Lessons From the Failure of Prop 1

Lessons From the Failure of Prop 1


Trust. It is the single most important component of a successful democracy. People must have trust that government is working for the people and by the people in order for a true democracy to function. In St. Louis, we’ve shown we rarely work for the people and mostly are not representative of the people.

Trust, or lack-thereof, is a theme we have heard on a recurring basis over the last year. Most of the local and national dialogue has been about a lack of trust between police, the law enforcement arm of government, and the communities they serve. However, what the failure of Prop 1, the $180 million bond initiative in St. Louis, shows is a larger problem with a lack of trust in our entire governmental system. Those of us in elected office must acknowledge that we have been put on notice. On August 4th, the people of St. Louis came out and said ENOUGH!

I don’t take offense to the lack of trust. We in government have certainly have done little to build the faith of the citizens of the City of St. Louis that government is really working for the people, and not for special interests and the 1%.

We Need to Do Better.
Just in the last couple months, we have mortgaged two city buildings to the tune of $20 million to give profits to a developer with a lack-luster record while refusing to have the political courage to raise the minimum wage for the working poor in the City of St. Louis.

We have circumvented the people by securing private grant funding to implement the Real Time Intelligence Center without having a community conversation about its impact on civil liberties or the development of a comprehensive public safety plan with community input. At the same time, our murder rate continues to climb.

We continue to hand out tax abatement after tax abatement to major companies and developers who are not doing work in blighted areas while cheating the city of we-don’t-know-how-much-because-it’s-not-tracked tax dollars.

We have ruled that the proposed new stadium is “adjacent enough” to the current stadium that the bonds for the stadium we are still currently paying on can be extended without a vote of the people.

We hold a special election, which are historically low-voter-turnout elections, in hopes of passing a bond issue without informing the people (other than through vague mailers with platitudes and stock photos) of what is really in it.

At the same time, study after study has been released about the fact that 40% of children in the City of St. Louis live in poverty, and we are in the top five cities in the nation with the worst income disparity between African Americans and Caucausians. Day after day for nearly a year our most disenfranchised have taken to the streets asking government to work FOR them. We have ignored the requests.

We have failed at transparency. We have failed at accountability. We have failed at fiscal responsibility. We have failed at community engagement. We have failed at representative democracy.

It’s not surprising that the bond would fail too. After all, how we can expect the community to have our backs if time and again we show that we do not have theirs?

A Path Forward.
So what’s next? Where do we go from here?

First, admit the err of our ways. We need to admit our failures as a government and make a genuine commitment to change.

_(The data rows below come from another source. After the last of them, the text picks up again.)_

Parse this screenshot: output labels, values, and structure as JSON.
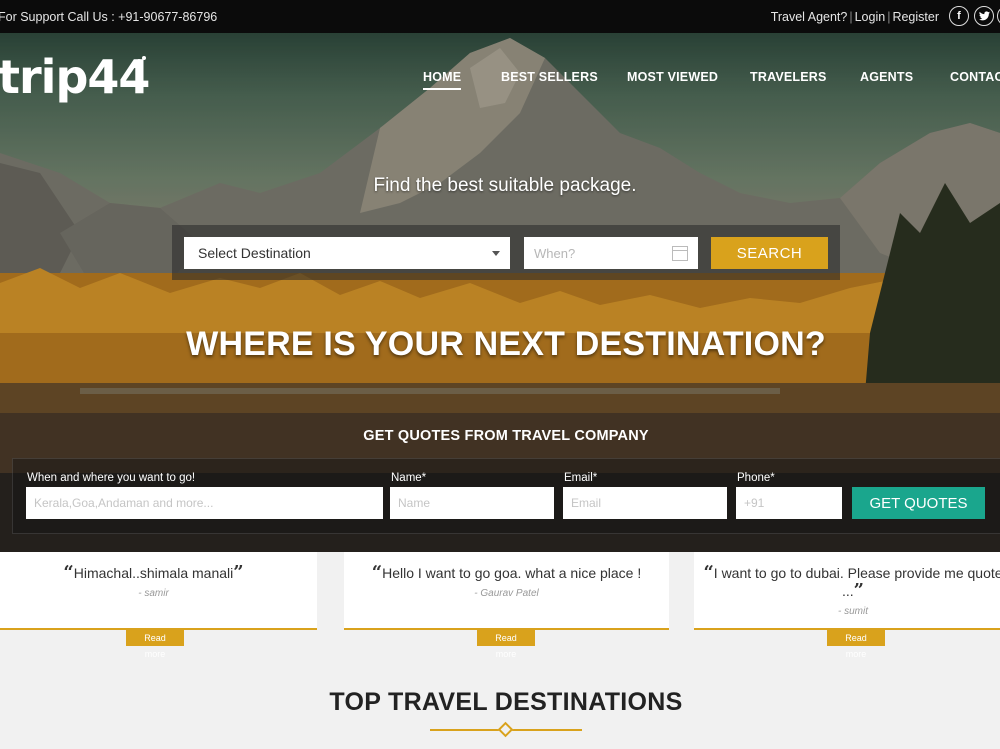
{
  "topbar": {
    "support": "For Support Call Us : +91-90677-86796",
    "travel_agent": "Travel Agent?",
    "login": "Login",
    "register": "Register",
    "social_icons": [
      "facebook-icon",
      "twitter-icon"
    ]
  },
  "logo": {
    "text": "trip44"
  },
  "nav": {
    "items": [
      "HOME",
      "BEST SELLERS",
      "MOST VIEWED",
      "TRAVELERS",
      "AGENTS",
      "CONTACT"
    ],
    "active": "HOME"
  },
  "search": {
    "title": "Find the best suitable package.",
    "destination": "Select Destination",
    "when_placeholder": "When?",
    "button": "SEARCH"
  },
  "hero": {
    "heading": "WHERE IS YOUR NEXT DESTINATION?"
  },
  "quotes": {
    "heading": "GET QUOTES FROM TRAVEL COMPANY",
    "labels": {
      "where": "When and where you want to go!",
      "name": "Name*",
      "email": "Email*",
      "phone": "Phone*"
    },
    "placeholders": {
      "where": "Kerala,Goa,Andaman and more...",
      "name": "Name",
      "email": "Email",
      "phone": "+91"
    },
    "button": "GET QUOTES"
  },
  "testimonials": [
    {
      "quote": "Himachal..shimala manali",
      "author": "- samir",
      "link": "Read more"
    },
    {
      "quote": "Hello I want to go goa. what a nice place !",
      "author": "- Gaurav Patel",
      "link": "Read more"
    },
    {
      "quote": "I want to go to dubai. Please provide me quote ...",
      "author": "- sumit",
      "link": "Read more"
    }
  ],
  "destinations": {
    "title": "TOP TRAVEL DESTINATIONS"
  },
  "colors": {
    "accent": "#d9a21c",
    "quotes_button": "#1aa68d",
    "topbar": "#0b0b0b"
  }
}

We need to acknowledge that we have not been working for all members of our community, especailly those with the least access to a seat at the table.

Second, increase transparency. We need to be more transparent in our decision making. We need the voting history of all members of the Board of Alderman published on-line within 48 hours of each vote.

Third, increase fiscal accountability. We need to scrub our city budget, identify inefficiencies, and develop mechanisms for streamlining duplicative services. We need to increase coordination between city departments and become proactive rather than reactive in our delivery of services. We need to include fiscal notes with all legislation passed by the Board of Alderman. We need a comprehensive accounting of all the tax revenue we are foregoing as a result of abatements and incentives and set caps in non-blighted areas.

Fourth, engage the community. We need to develop comprehensive plans for addressing the disparities, poverty, and crime that is prevelant in our community. We need to show a genuine effort toward improving the quality of life for all in our community. We need to raise the minimum wage for the working poor in the City of St. Louis. We need each committee of the Board of Alderman to hold public imput hearings on any major legislation.

Fifth, develop a GO Bond that will pass. We need to acknowledge that we do have significant capital needs that need to be met. We need to pass a bond, so we need to go back to the drawing board. We need to develop a bond measure with a complete public accounting of all expenditures. No pork. No possibility of McKee profiting. No possibility of stadium funding. No vague “technology upgrades” for police. Nothing that is going to continue to strain the relationship between government and the people we are elected to serve. We need areal, transparent bond measure that shows a commitment that government is working for the people.

We need to live by our commitments. Nothing less.

*this item first appeared at medium.com and reposted with the author’s permission


NextSTL is committed to providing original stories and unique perspectives on a variety of urban topics such as architecture, development, transportation, historic preservation, urban planning and design and public policy in St. Louis. We're always looking to add new, diverse voices to the mix. We accept anonymous tips, pitches for story ideas, and completed stories.

Learn More